The phrase ‘interest rate swaps’ is often used as shorthand for several products used by firms with outstanding bank loans to cut their exposure to rising interest rates.
Different types include swaps, collars and structured collars.
A customer who purchases a swap buys a contract that pays them money if interest rates go up from a fixed point. This will offset the higher costs on their loan. Conversely, if rates go down, they will be required to pay money to the bank, but that will be offset by the lower interest rate on their loan. The overall effect should be effectively to fix the interest rate for the customer.
However, it was never envisaged that interest rates would fall to the historic lows seen in the wake of the banking crisis, and this has caused buyers to face unexpected costs.
The other products causing most problems are structured collars. A collar, as its name suggests, is a product that limits the range within which the interest rate on a loan can move.
But structured collars add complex terms and conditions that can mean if rates fall to an extreme low as they did in 2008 and after, the customers actually face higher costs.
If you feel you have been mis-sold an IRS, we can tell you if you have grounds to make a claim.
The Financial Services Authority are investigating the banks and has set up a compensation scheme involving Barclays Lloyds, RBS and Natwest in respect of “non-sophisticated” businesses which are defined as meeting at least 2 of the following criteria:
- Turnover of no more than £6.5million
- Balance sheet total up to £3.26million
- No more than 50 employees
Under this scheme businesses that entered into “structured collars” are to be offered fair and reasonable damages. Businesses that entered into other types of swaps should have their complaints reviewed.
The Banks have been put in charge of the review process and therefore to achieve the best possible outcome, legal representation is essential.
If the FSA scheme does not provide a satisfactory outcome, businesses have the option to make an application to the Financial Service Ombudsman, however any redress through this process is limited to £150,000.

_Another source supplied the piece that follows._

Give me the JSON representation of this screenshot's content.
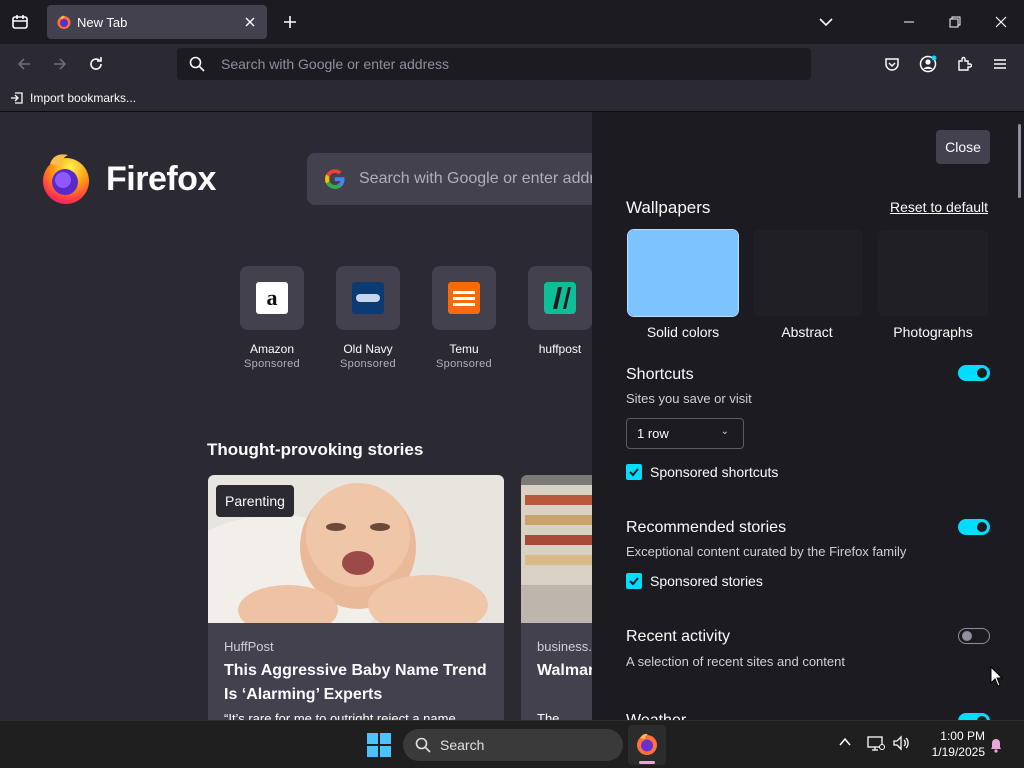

Failing this, Court action is also an option.
For ‘sophisticated’ customers there is no review scheme in place at present. The FSA feel that these customers would have the business acumen to understand the IRS scheme and the risks involved. This does not mean that you cannot make a claim. We can help you submit your claim directly to your lender and ultimately take the matter to Court if needs be.

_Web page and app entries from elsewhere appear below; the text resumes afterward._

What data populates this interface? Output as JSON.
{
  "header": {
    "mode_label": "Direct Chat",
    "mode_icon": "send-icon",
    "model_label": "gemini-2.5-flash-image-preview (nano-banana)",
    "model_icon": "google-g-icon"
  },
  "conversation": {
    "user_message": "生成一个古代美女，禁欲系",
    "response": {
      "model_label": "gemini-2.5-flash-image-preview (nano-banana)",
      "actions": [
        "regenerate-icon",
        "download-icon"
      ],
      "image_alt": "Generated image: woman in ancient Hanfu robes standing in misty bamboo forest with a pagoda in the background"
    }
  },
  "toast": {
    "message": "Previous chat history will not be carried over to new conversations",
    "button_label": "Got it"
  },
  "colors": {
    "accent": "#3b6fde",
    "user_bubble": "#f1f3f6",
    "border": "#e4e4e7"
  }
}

If you need help in this area, call us on 0161 833 0044 and our specialist litigation solicitors will be able to assist you, alternatively email your details to firstname.lastname@example.org